● EXERCISE:
Your output must match the records exactly, line for line.

● Component data from apps and pages:
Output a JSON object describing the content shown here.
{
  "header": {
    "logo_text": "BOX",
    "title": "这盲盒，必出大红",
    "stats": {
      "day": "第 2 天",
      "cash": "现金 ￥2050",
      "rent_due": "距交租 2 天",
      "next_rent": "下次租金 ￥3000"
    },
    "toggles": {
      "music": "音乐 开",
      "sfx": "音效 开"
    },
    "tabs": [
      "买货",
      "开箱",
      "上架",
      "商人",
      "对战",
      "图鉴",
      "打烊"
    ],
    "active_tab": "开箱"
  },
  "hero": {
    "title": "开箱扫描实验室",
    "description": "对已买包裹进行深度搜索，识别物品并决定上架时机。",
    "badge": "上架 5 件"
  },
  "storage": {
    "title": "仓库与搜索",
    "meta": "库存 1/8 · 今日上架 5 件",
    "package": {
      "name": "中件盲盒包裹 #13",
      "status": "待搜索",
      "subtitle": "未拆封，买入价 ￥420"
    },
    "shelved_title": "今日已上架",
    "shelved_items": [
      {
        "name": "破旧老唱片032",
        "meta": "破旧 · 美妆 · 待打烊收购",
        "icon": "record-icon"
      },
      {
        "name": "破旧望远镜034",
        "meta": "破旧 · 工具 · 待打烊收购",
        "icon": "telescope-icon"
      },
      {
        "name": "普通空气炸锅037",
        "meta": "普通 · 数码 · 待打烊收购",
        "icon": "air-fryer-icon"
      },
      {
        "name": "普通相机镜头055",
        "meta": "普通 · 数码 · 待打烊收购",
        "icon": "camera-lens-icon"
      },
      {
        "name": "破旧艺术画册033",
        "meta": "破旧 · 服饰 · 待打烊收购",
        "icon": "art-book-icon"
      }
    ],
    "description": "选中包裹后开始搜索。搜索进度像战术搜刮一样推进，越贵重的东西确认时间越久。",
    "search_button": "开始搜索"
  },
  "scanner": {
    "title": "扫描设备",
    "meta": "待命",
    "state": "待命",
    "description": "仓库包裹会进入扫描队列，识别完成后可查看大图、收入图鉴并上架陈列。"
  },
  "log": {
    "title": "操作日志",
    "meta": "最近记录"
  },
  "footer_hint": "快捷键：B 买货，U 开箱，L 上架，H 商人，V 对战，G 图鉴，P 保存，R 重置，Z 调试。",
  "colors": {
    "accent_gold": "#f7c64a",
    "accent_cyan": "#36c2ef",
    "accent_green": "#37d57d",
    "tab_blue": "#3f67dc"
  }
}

● SOLUTION TO THIS EXERCISE:
Output a JSON object describing the content shown here.
{
  "header": {
    "logo_text": "BOX",
    "title": "这盲盒，必出大红",
    "stats": {
      "day": "第 2 天",
      "cash": "现金 ￥2050",
      "rent_due": "距交租 2 天",
      "next_rent": "下次租金 ￥3000"
    },
    "toggles": {
      "music": "音乐 开",
      "sfx": "音效 开"
    },
    "tabs": [
      "买货",
      "开箱",
      "上架",
      "商人",
      "对战",
      "图鉴",
      "打烊"
    ],
    "active_tab": "开箱"
  },
  "hero": {
    "title": "开箱扫描实验室",
    "description": "对已买包裹进行深度搜索，识别物品并决定上架时机。",
    "badge": "上架 5 件"
  },
  "storage": {
    "title": "仓库与搜索",
    "meta": "库存 1/8 · 今日上架 5 件",
    "package": {
      "name": "中件盲盒包裹 #13",
      "status": "待搜索",
      "subtitle": "未拆封，买入价 ￥420"
    },
    "shelved_title": "今日已上架",
    "shelved_items": [
      {
        "name": "破旧老唱片032",
        "meta": "破旧 · 美妆 · 待打烊收购",
        "icon": "record-icon"
      },
      {
        "name": "破旧望远镜034",
        "meta": "破旧 · 工具 · 待打烊收购",
        "icon": "telescope-icon"
      },
      {
        "name": "普通空气炸锅037",
        "meta": "普通 · 数码 · 待打烊收购",
        "icon": "air-fryer-icon"
      },
      {
        "name": "普通相机镜头055",
        "meta": "普通 · 数码 · 待打烊收购",
        "icon": "camera-lens-icon"
      },
      {
        "name": "破旧艺术画册033",
        "meta": "破旧 · 服饰 · 待打烊收购",
        "icon": "art-book-icon"
      }
    ],
    "description": "选中包裹后开始搜索。搜索进度像战术搜刮一样推进，越贵重的东西确认时间越久。",
    "search_button": "开始搜索"
  },
  "scanner": {
    "title": "扫描设备",
    "meta": "待命",
    "state": "待命",
    "description": "仓库包裹会进入扫描队列，识别完成后可查看大图、收入图鉴并上架陈列。"
  },
  "log": {
    "title": "操作日志",
    "meta": "最近记录"
  },
  "footer_hint": "快捷键：B 买货，U 开箱，L 上架，H 商人，V 对战，G 图鉴，P 保存，R 重置，Z 调试。",
  "colors": {
    "accent_gold": "#f7c64a",
    "accent_cyan": "#36c2ef",
    "accent_green": "#37d57d",
    "tab_blue": "#3f67dc"
  }
}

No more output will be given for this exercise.